Yeah, and there’s not an emcee, if you will, for between songs. [laughs] That’s the thing about having a vocalist: there’s somebody communicating with the audience. So, if you do three songs in a row, you can sort of breathe or someone can tune or change something with the instruments while a vocalist is just addressing the audience and kind of touching base, and bringing them in by talking about anything. It doesn’t have to be about the songs at all. As you know, you’re entertained by the singer between songs, often, and that is definitely a part of the set that is missing.
It has led to us not talking during the set. [laughs] I say, “Hello,” at the beginning of the set, and Brendan does, “Goodbye,” at the end of the set, but it’s almost completely cut us out of addressing people during the set.

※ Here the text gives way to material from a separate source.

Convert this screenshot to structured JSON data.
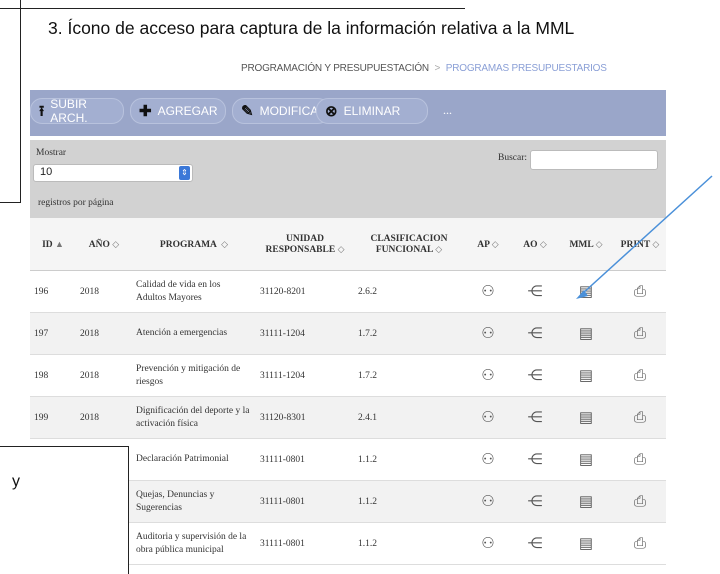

You released this album just a year and a half after your first record. I know that, for some artists, once the album’s in the can, it’s all about the new music you’re working on. Is that the case for you, or are you just happy to play these songs for people, and seeing how they respond?
I think the latter is true, because we’ve already been playing a lot of the songs live. As soon as we were writing them, we were playing them out live, just seeing how they feel and “Are they finished?” and they just kind of kept going from there. It took us a while to get through a bunch of tours and then kind of check in. Where we practice is where we record—our kind of home studio—so we just did what we could to finish them, but we did so much playing of that material live, and because we only really took August off, it’s been almost too much to see what we could do next.
There are a bunch of ideas, so yes, in a way, we’re kind of ready to get in there and work on it again. We’re seeing that there’s a little bit of time in January, and we’re hoping that we’re going to get a bunch done in case we book ourselves in April, May, June, something like that. So, yeah: we’re kind of excited to get going on the third record.
The Messthetics play Record Bar on Tuesday, December 10. Details on that show here.